Today’s match was the last at Kellamergh. Just a decade after building it Fylde will move to the new Mill Farm venue for next season. The current stadium was always going to be a means to an end for the club’s ambitious millionaire chairman David Haythornwaite (who owns an animal feeds business). I wonder what will happen to Kellamergh after the move. Perhaps the land will revert to agricultural use as though a football club never played here at all, the temporary encampment having served its purpose on the club’s march towards bigger battles.
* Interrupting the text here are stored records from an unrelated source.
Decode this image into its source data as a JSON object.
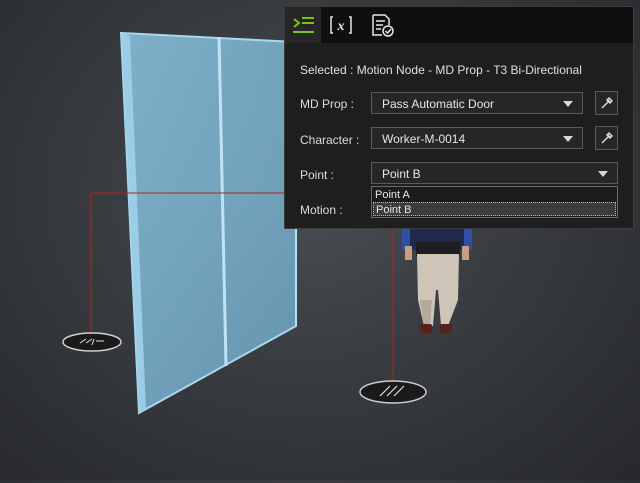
{
  "panel": {
    "tabs": [
      {
        "icon": "node-tree-icon",
        "active": true
      },
      {
        "icon": "variable-x-icon",
        "active": false
      },
      {
        "icon": "checklist-icon",
        "active": false
      }
    ],
    "selected_text": "Selected : Motion Node - MD Prop - T3 Bi-Directional",
    "md_prop": {
      "label": "MD Prop :",
      "value": "Pass Automatic Door"
    },
    "character": {
      "label": "Character :",
      "value": "Worker-M-0014"
    },
    "point": {
      "label": "Point :",
      "value": "Point B",
      "options": [
        "Point A",
        "Point B"
      ],
      "highlighted": "Point B"
    },
    "motion": {
      "label": "Motion :"
    }
  },
  "colors": {
    "accent": "#7cc21f",
    "connector": "#b82020",
    "door": "#7fb9d8",
    "panel_bg": "#1e1e1e"
  }
}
On a sunny day with the temperature soaring to 25C Kellamergh was a fantastic setting for a match. There’s a good family feel to the place too a bit like at Guiseley while the 200 or so Harrogate fans, who chanted and drummed from start to finish, also contributed to a crackling atmosphere. They sung “I’m feeling Town all over” (an unlikely appropriation of little Tadcaster’s signature song, “Tad all over”) and “We’re just a town full of tea shops” standing shoulder to shoulder with the Fylde chanters and sometimes joining with them for a song. No need for segregation here at all. The occasion was a wonderful advertisement for the conviviality of non-league football.

Fylde took the lead with a rasping, goal of the season contender on 11 mins. Being 1-0 down from the previous leg you might have thought the visitors would’ve crumbled. But no, they hit back within minutes with a far post stroke-in from a low cross and maintained the pressure during a tense second half, having the lion’s share of possession but rarely converting it into clear-cut chances against a resolute home defence. Fylde won a penalty with 15 mins only for it be to saved keeping Harrogate’s dreams alive. In the fourth minute of injury time a cross flashed across the Fylde box only for a flying Cooper to miss connection by inches. We held our heads and howled. It was like Gazza in the Euro ’96 semi-final all over again. That was the moment – or should’ve been.

You could acuse Harrogate of being chokers in big matches from the past but not today. They fought valiantly and tirelessly but paid the price for the first leg defeat. Great day out. Pity about the result.

Make a day of it: If you go to see Fylde next season I recommend a 21-mile largely off-road bike ride around Preston called the Guild Wheel. The well signed route is full of variety and interest and includes the Brockholes nature reserve. I also came across Preston docks (never knew they existed) and a railed football pitch with two rusty old dug out shelters idyllically located on the banks of the Ribble.